Prevalence of New Federalism
There is a concern that the BID model has made it simpler for municipal government to take on an attitude that if a neighborhood demands more services it must provide the funds—an action termed the new federalism. Some argue the success of the BID model demonstrates a superiority of the private sector, while others praise the ingenuity of the public sector in designing new governing bodies and giving them authority to provide resources deemed necessary.
The insertion of the BID model within urban government has transferred responsibility for many previous public services to private actors. This has created a new form of governance operating externally from the state. Some term it a municipality within the city or a sub-municipality. More and more, BIDs take on monitoring the neighborhood, controlling criminal behavior, maintaining and improving public space and creating a new tax. BIDs do not wait for the city to react when a problem is identified. BIDs invest in their own area and react quickly to the needs; they don’t need to get a piece of a shrinking budget from the municipality.
Concerns about BIDs
However, there is concern that BIDs do not seek consensus building, are non-representative of the entire area and are elitist because only neighborhoods with concentrations of higher valued properties can create BIDs with enough income to make a difference and improve an area. There is also a concern that BIDs help to strengthen the inequalities within urban neighborhoods. BIDs have been accused of not being accountable to the residents and not being accountable to the municipality.
Are Cities Using BIDs?
The creation of working BIDs might cause the city to redirect public services from the BID district to other parts of the city, thus removing the allocated portion of the city’s budget formerly directed to that neighborhood. This could result in a negative loss of services for that area despite the additional assessment for the BID. If the city no longer needs to worry about upkeep of medians, sidewalks, planters and streets located in a BID district, the resources formerly provided are redirected to other non-BID neighborhoods. BIDs often employ ambassadors and security personnel on the streets which eventually might encourage the city to redirect the police foot patrols to another neighborhood without BID security control. The BIDs are expected to perform all the business outreach, thus doing the job of city development personnel.

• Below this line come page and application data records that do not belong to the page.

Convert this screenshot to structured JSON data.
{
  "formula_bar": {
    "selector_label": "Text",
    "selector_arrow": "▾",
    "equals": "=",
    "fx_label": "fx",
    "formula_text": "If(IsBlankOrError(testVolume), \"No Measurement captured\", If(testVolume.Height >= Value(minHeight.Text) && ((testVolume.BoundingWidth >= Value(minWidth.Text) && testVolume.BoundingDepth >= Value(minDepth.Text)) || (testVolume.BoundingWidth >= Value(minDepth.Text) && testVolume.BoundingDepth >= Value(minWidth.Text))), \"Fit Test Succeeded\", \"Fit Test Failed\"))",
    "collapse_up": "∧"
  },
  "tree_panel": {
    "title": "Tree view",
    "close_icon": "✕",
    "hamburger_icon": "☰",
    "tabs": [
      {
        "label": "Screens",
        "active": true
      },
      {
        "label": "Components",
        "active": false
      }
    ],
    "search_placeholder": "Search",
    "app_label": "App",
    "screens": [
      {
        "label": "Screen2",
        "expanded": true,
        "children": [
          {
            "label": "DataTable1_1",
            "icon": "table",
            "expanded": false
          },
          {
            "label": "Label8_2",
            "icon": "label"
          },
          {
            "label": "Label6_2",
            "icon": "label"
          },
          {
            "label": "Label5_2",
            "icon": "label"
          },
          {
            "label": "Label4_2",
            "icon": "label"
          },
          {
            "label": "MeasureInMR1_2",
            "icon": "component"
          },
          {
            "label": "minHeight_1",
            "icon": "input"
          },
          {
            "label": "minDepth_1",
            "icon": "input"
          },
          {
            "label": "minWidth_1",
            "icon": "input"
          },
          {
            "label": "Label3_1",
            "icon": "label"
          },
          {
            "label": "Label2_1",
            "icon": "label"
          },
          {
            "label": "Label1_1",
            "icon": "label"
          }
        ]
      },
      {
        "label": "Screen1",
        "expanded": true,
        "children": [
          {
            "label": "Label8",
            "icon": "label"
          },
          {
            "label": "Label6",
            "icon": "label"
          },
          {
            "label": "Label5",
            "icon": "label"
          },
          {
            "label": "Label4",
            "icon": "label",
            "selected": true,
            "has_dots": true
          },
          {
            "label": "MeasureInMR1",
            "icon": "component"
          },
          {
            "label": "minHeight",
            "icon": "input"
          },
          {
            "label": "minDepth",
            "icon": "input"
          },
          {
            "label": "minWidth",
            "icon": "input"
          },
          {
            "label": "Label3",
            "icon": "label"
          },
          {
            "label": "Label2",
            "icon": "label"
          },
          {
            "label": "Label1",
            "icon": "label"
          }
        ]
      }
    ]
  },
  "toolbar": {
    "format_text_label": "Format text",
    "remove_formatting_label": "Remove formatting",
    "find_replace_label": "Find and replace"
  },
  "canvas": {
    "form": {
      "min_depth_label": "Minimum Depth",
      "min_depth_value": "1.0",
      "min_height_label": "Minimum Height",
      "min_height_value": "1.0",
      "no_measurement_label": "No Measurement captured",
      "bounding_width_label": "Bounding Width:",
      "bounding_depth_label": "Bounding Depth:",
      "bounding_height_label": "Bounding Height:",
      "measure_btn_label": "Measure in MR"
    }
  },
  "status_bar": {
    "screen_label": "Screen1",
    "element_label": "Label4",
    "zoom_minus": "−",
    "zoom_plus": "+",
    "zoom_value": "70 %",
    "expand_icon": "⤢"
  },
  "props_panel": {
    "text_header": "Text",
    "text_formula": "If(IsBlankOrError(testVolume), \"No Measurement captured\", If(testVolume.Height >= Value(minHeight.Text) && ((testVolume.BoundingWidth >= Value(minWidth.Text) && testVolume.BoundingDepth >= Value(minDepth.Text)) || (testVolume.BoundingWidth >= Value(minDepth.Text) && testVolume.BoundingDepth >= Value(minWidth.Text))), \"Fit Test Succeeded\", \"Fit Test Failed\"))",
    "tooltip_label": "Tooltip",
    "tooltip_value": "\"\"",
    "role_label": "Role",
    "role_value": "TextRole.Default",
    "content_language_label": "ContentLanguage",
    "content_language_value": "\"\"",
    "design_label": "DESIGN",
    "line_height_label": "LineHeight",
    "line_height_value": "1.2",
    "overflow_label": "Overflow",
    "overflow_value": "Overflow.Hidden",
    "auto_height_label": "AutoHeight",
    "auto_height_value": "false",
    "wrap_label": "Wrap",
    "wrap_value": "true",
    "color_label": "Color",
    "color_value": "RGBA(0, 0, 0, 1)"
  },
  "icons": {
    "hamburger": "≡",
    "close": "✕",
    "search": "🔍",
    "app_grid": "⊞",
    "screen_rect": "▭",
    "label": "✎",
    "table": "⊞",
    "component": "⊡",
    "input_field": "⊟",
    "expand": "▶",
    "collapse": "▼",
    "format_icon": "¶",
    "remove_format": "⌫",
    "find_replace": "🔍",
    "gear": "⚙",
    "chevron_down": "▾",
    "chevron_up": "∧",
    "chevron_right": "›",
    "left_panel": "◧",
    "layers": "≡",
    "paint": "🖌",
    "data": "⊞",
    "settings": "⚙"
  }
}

There is a concern that municipalities encourage BID creation, knowing the BID will fill the need for public services and thus assist the city in responding to needs minimally met in other areas. Allotment of tax dollars and amount of services provided becomes skewed and the private businesses find it necessary to pay more into the BID to receive equitable service now privately contracted by the BID governing board.
The outrage has been about BID accountability. Perhaps the cities with BIDs must also be more accountable to how equitably they continue to provide public service to the tax payers within the BID district.
Author: Mary Hoehne is the executive director of the Granville Business Improvement District in Milwaukee, Wisconsin. The Granville BID includes more than 375 properties and is an assortment of more than 75 manufacturers, large auto dealers, various stores, some urban blight, a solid middle class and a huge area of subsidized housing. Ms. Hoehne is also working on her doctorate in public administration from Walden University. Her research topic addresses the role of BIDs. Ms. Hoehne can be reached at [email protected]